How do you graph the inequality #y>=(x-1)^2-3#?

1 Answer
Feb 20, 2018

Answer:

Please see below.

Explanation:

Let us first consider the graph of #y=(x-1)^2-3#

This is the equation of a vertical parabola, which opens upwards, in vertex form and hence has a minima at #(1,-3)#. Taking a few values to the left and right of #x=-1#, we can easily draw the graph of parabola, which appears as shown below:

graph{(x-1)^2-3 [-9.25, 10.75, -5.72, 4.28]}

Observe that this divides the Cartesian plane in three parts of which one is the line graph of parabola,,

the other two parts are the area lying within the cup-shaped portion inside parabola. Observe that origin #O(0,0)# lies in this area. If we put #(0,0)# we find that #(x-1)^2-3=(0-1)^2-3=-2# and hence as #y=0#, we have #y>(x-1)^2-3#

Hence in this area we have #y>(x-1)^2-3#.

The third part is area outside the parabola and a point in tis area is #(-5,0)#. Putting this we get #(x-1)^2-3=(-5-1)^2-3=36-3=33>0# and hence #y<(x-1)^2-3#

hence this area satisfies #y<(x-1)^2-3#

Now we are given the inequality #y>=(x-1)^2-3# and hence all points on parabola and above it satisfy this inequality and hence graph appears as

graph{y>=(x-1)^2-3 [-9.25, 10.75, -5.72, 4.28]}

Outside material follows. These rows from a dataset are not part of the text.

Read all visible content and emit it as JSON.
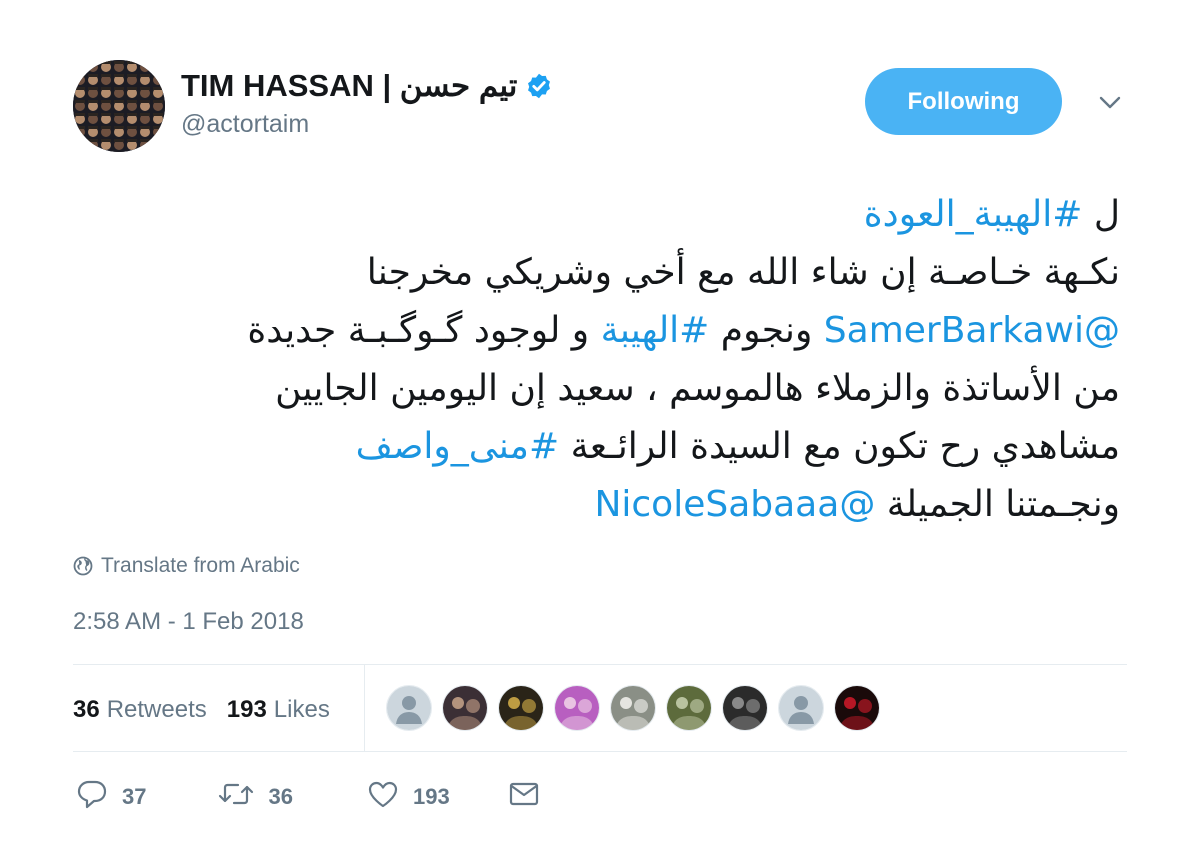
{
  "header": {
    "display_name": "تيم حسن | TIM HASSAN",
    "handle": "@actortaim",
    "follow_label": "Following"
  },
  "tweet": {
    "lines": [
      [
        {
          "t": "ل  "
        },
        {
          "t": "#الهيبة_العودة",
          "link": true
        }
      ],
      [
        {
          "t": "نكـهة خـاصـة إن شاء الله مع  أخي وشريكي مخرجنا"
        }
      ],
      [
        {
          "t": "@SamerBarkawi",
          "link": true
        },
        {
          "t": " ونجوم "
        },
        {
          "t": "#الهيبة",
          "link": true
        },
        {
          "t": "  و لوجود گـوگـبـة جديدة"
        }
      ],
      [
        {
          "t": "من الأساتذة والزملاء هالموسم ،  سعيد إن  اليومين الجايين"
        }
      ],
      [
        {
          "t": "مشاهدي رح تكون مع السيدة الرائـعة "
        },
        {
          "t": "#منى_واصف",
          "link": true
        }
      ],
      [
        {
          "t": "ونجـمتنا الجميلة  "
        },
        {
          "t": "@NicoleSabaaa",
          "link": true
        }
      ]
    ],
    "translate_label": "Translate from Arabic",
    "timestamp": "2:58 AM - 1 Feb 2018"
  },
  "stats": {
    "retweets_count": "36",
    "retweets_label": "Retweets",
    "likes_count": "193",
    "likes_label": "Likes"
  },
  "likers": [
    {
      "kind": "default"
    },
    {
      "kind": "photo",
      "bg": "#3b2f35",
      "fg": "#c9a48a"
    },
    {
      "kind": "photo",
      "bg": "#2a2418",
      "fg": "#d8b24a"
    },
    {
      "kind": "photo",
      "bg": "#b85fc0",
      "fg": "#f1d6e8"
    },
    {
      "kind": "photo",
      "bg": "#8a8f86",
      "fg": "#f4f4f0"
    },
    {
      "kind": "photo",
      "bg": "#5d6b3c",
      "fg": "#c9d2b0"
    },
    {
      "kind": "photo",
      "bg": "#2b2b2b",
      "fg": "#9a9a9a"
    },
    {
      "kind": "default"
    },
    {
      "kind": "photo",
      "bg": "#1a0a0a",
      "fg": "#d21a2a"
    }
  ],
  "actions": {
    "reply_count": "37",
    "retweet_count": "36",
    "like_count": "193"
  },
  "colors": {
    "accent": "#1b95e0",
    "button": "#4ab3f4",
    "muted": "#657786",
    "verified": "#1da1f2"
  }
}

Note that had we only #y>(x-1)^2-3#, the graph would not have included points on parabola and for this parabola would have appeared as dotted. But here it appears as full line as points on parabola are included. This is because #y>=(x-1)^2-3# includes equality.